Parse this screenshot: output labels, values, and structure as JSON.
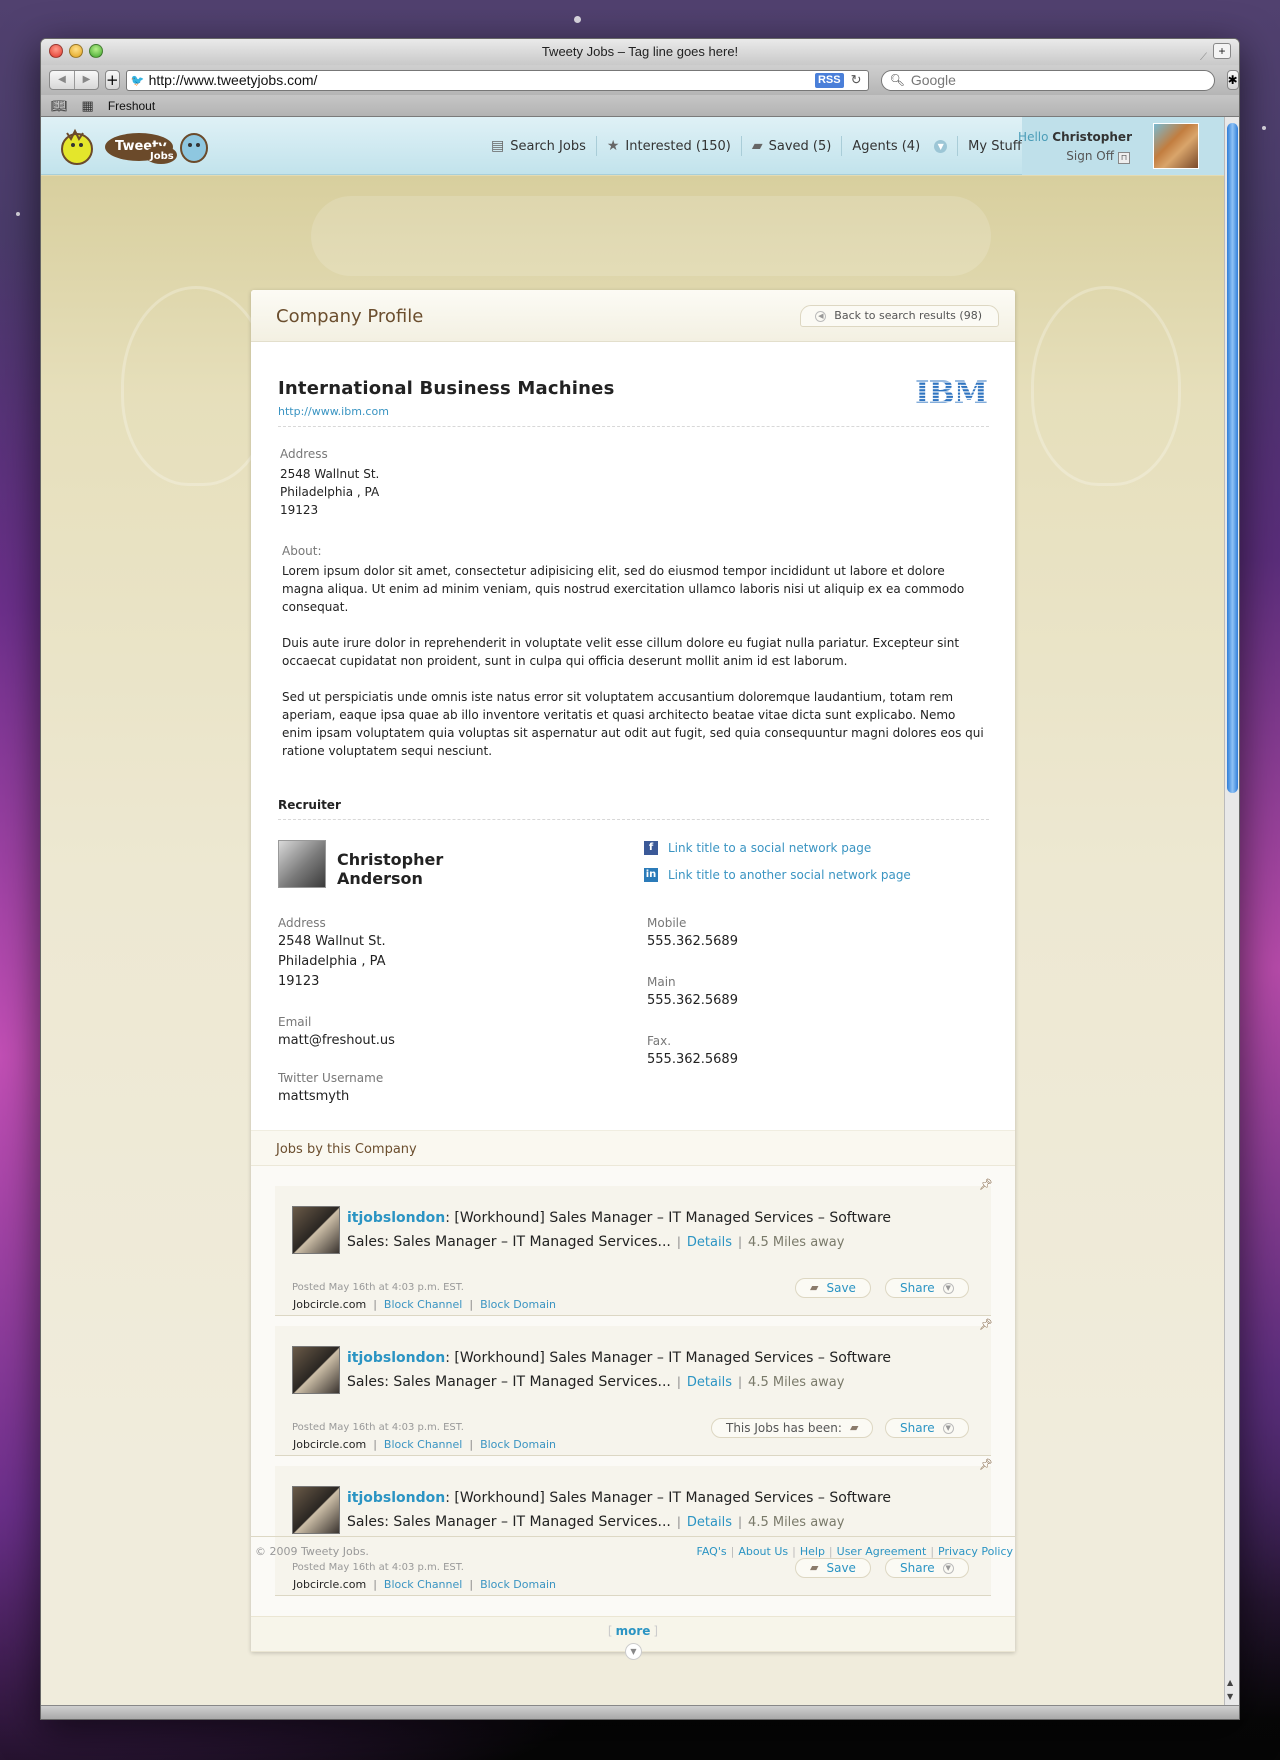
{
  "browser": {
    "title": "Tweety Jobs – Tag line goes here!",
    "url": "http://www.tweetyjobs.com/",
    "rss": "RSS",
    "search_placeholder": "Google",
    "bookmark": "Freshout"
  },
  "header": {
    "nav": [
      {
        "label": "Search Jobs",
        "icon": "newspaper-icon"
      },
      {
        "label": "Interested (150)",
        "icon": "star-icon"
      },
      {
        "label": "Saved (5)",
        "icon": "box-icon"
      },
      {
        "label": "Agents (4)",
        "icon": "chevron-down-icon"
      },
      {
        "label": "My Stuff",
        "icon": "chevron-down-icon"
      }
    ],
    "hello": "Hello",
    "user": "Christopher",
    "sign_off": "Sign Off"
  },
  "profile": {
    "heading": "Company Profile",
    "back": "Back to search results (98)",
    "company_name": "International Business Machines",
    "company_url": "http://www.ibm.com",
    "logo_text": "IBM",
    "address_label": "Address",
    "address": [
      "2548 Wallnut St.",
      "Philadelphia , PA",
      "19123"
    ],
    "about_label": "About:",
    "about": [
      "Lorem ipsum dolor sit amet, consectetur adipisicing elit, sed do eiusmod tempor incididunt ut labore et dolore magna aliqua. Ut enim ad minim veniam, quis nostrud exercitation ullamco laboris nisi ut aliquip ex ea commodo consequat.",
      "Duis aute irure dolor in reprehenderit in voluptate velit esse cillum dolore eu fugiat nulla pariatur. Excepteur sint occaecat cupidatat non proident, sunt in culpa qui officia deserunt mollit anim id est laborum.",
      "Sed ut perspiciatis unde omnis iste natus error sit voluptatem accusantium doloremque laudantium, totam rem aperiam, eaque ipsa quae ab illo inventore veritatis et quasi architecto beatae vitae dicta sunt explicabo. Nemo enim ipsam voluptatem quia voluptas sit aspernatur aut odit aut fugit, sed quia consequuntur magni dolores eos qui ratione voluptatem sequi nesciunt."
    ]
  },
  "recruiter": {
    "heading": "Recruiter",
    "first_name": "Christopher",
    "last_name": "Anderson",
    "social_1": "Link title to a social network page",
    "social_2": "Link title to another social network page",
    "address_label": "Address",
    "address": [
      "2548 Wallnut St.",
      "Philadelphia , PA",
      "19123"
    ],
    "email_label": "Email",
    "email": "matt@freshout.us",
    "twitter_label": "Twitter Username",
    "twitter": "mattsmyth",
    "mobile_label": "Mobile",
    "mobile": "555.362.5689",
    "main_label": "Main",
    "main": "555.362.5689",
    "fax_label": "Fax.",
    "fax": "555.362.5689"
  },
  "jobs": {
    "heading": "Jobs by this Company",
    "items": [
      {
        "handle": "itjobslondon",
        "text": ": [Workhound] Sales Manager – IT Managed Services – Software Sales: Sales Manager – IT Managed Services...",
        "details": "Details",
        "distance": "4.5 Miles away",
        "posted": "Posted May 16th at 4:03 p.m. EST.",
        "source": "Jobcircle.com",
        "block_channel": "Block Channel",
        "block_domain": "Block Domain",
        "save": "Save",
        "share": "Share",
        "status": ""
      },
      {
        "handle": "itjobslondon",
        "text": ": [Workhound] Sales Manager – IT Managed Services – Software Sales: Sales Manager – IT Managed Services...",
        "details": "Details",
        "distance": "4.5 Miles away",
        "posted": "Posted May 16th at 4:03 p.m. EST.",
        "source": "Jobcircle.com",
        "block_channel": "Block Channel",
        "block_domain": "Block Domain",
        "save": "",
        "share": "Share",
        "status": "This Jobs has been:"
      },
      {
        "handle": "itjobslondon",
        "text": ": [Workhound] Sales Manager – IT Managed Services – Software Sales: Sales Manager – IT Managed Services...",
        "details": "Details",
        "distance": "4.5 Miles away",
        "posted": "Posted May 16th at 4:03 p.m. EST.",
        "source": "Jobcircle.com",
        "block_channel": "Block Channel",
        "block_domain": "Block Domain",
        "save": "Save",
        "share": "Share",
        "status": ""
      }
    ],
    "more": "more"
  },
  "footer": {
    "copyright": "© 2009 Tweety Jobs.",
    "links": [
      "FAQ's",
      "About Us",
      "Help",
      "User Agreement",
      "Privacy Policy"
    ]
  }
}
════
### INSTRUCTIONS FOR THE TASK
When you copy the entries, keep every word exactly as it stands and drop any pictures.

### RESPONSE AREA
Parse this screenshot: output labels, values, and structure as JSON.
{
  "browser": {
    "title": "Tweety Jobs – Tag line goes here!",
    "url": "http://www.tweetyjobs.com/",
    "rss": "RSS",
    "search_placeholder": "Google",
    "bookmark": "Freshout"
  },
  "header": {
    "nav": [
      {
        "label": "Search Jobs",
        "icon": "newspaper-icon"
      },
      {
        "label": "Interested (150)",
        "icon": "star-icon"
      },
      {
        "label": "Saved (5)",
        "icon": "box-icon"
      },
      {
        "label": "Agents (4)",
        "icon": "chevron-down-icon"
      },
      {
        "label": "My Stuff",
        "icon": "chevron-down-icon"
      }
    ],
    "hello": "Hello",
    "user": "Christopher",
    "sign_off": "Sign Off"
  },
  "profile": {
    "heading": "Company Profile",
    "back": "Back to search results (98)",
    "company_name": "International Business Machines",
    "company_url": "http://www.ibm.com",
    "logo_text": "IBM",
    "address_label": "Address",
    "address": [
      "2548 Wallnut St.",
      "Philadelphia , PA",
      "19123"
    ],
    "about_label": "About:",
    "about": [
      "Lorem ipsum dolor sit amet, consectetur adipisicing elit, sed do eiusmod tempor incididunt ut labore et dolore magna aliqua. Ut enim ad minim veniam, quis nostrud exercitation ullamco laboris nisi ut aliquip ex ea commodo consequat.",
      "Duis aute irure dolor in reprehenderit in voluptate velit esse cillum dolore eu fugiat nulla pariatur. Excepteur sint occaecat cupidatat non proident, sunt in culpa qui officia deserunt mollit anim id est laborum.",
      "Sed ut perspiciatis unde omnis iste natus error sit voluptatem accusantium doloremque laudantium, totam rem aperiam, eaque ipsa quae ab illo inventore veritatis et quasi architecto beatae vitae dicta sunt explicabo. Nemo enim ipsam voluptatem quia voluptas sit aspernatur aut odit aut fugit, sed quia consequuntur magni dolores eos qui ratione voluptatem sequi nesciunt."
    ]
  },
  "recruiter": {
    "heading": "Recruiter",
    "first_name": "Christopher",
    "last_name": "Anderson",
    "social_1": "Link title to a social network page",
    "social_2": "Link title to another social network page",
    "address_label": "Address",
    "address": [
      "2548 Wallnut St.",
      "Philadelphia , PA",
      "19123"
    ],
    "email_label": "Email",
    "email": "matt@freshout.us",
    "twitter_label": "Twitter Username",
    "twitter": "mattsmyth",
    "mobile_label": "Mobile",
    "mobile": "555.362.5689",
    "main_label": "Main",
    "main": "555.362.5689",
    "fax_label": "Fax.",
    "fax": "555.362.5689"
  },
  "jobs": {
    "heading": "Jobs by this Company",
    "items": [
      {
        "handle": "itjobslondon",
        "text": ": [Workhound] Sales Manager – IT Managed Services – Software Sales: Sales Manager – IT Managed Services...",
        "details": "Details",
        "distance": "4.5 Miles away",
        "posted": "Posted May 16th at 4:03 p.m. EST.",
        "source": "Jobcircle.com",
        "block_channel": "Block Channel",
        "block_domain": "Block Domain",
        "save": "Save",
        "share": "Share",
        "status": ""
      },
      {
        "handle": "itjobslondon",
        "text": ": [Workhound] Sales Manager – IT Managed Services – Software Sales: Sales Manager – IT Managed Services...",
        "details": "Details",
        "distance": "4.5 Miles away",
        "posted": "Posted May 16th at 4:03 p.m. EST.",
        "source": "Jobcircle.com",
        "block_channel": "Block Channel",
        "block_domain": "Block Domain",
        "save": "",
        "share": "Share",
        "status": "This Jobs has been:"
      },
      {
        "handle": "itjobslondon",
        "text": ": [Workhound] Sales Manager – IT Managed Services – Software Sales: Sales Manager – IT Managed Services...",
        "details": "Details",
        "distance": "4.5 Miles away",
        "posted": "Posted May 16th at 4:03 p.m. EST.",
        "source": "Jobcircle.com",
        "block_channel": "Block Channel",
        "block_domain": "Block Domain",
        "save": "Save",
        "share": "Share",
        "status": ""
      }
    ],
    "more": "more"
  },
  "footer": {
    "copyright": "© 2009 Tweety Jobs.",
    "links": [
      "FAQ's",
      "About Us",
      "Help",
      "User Agreement",
      "Privacy Policy"
    ]
  }
}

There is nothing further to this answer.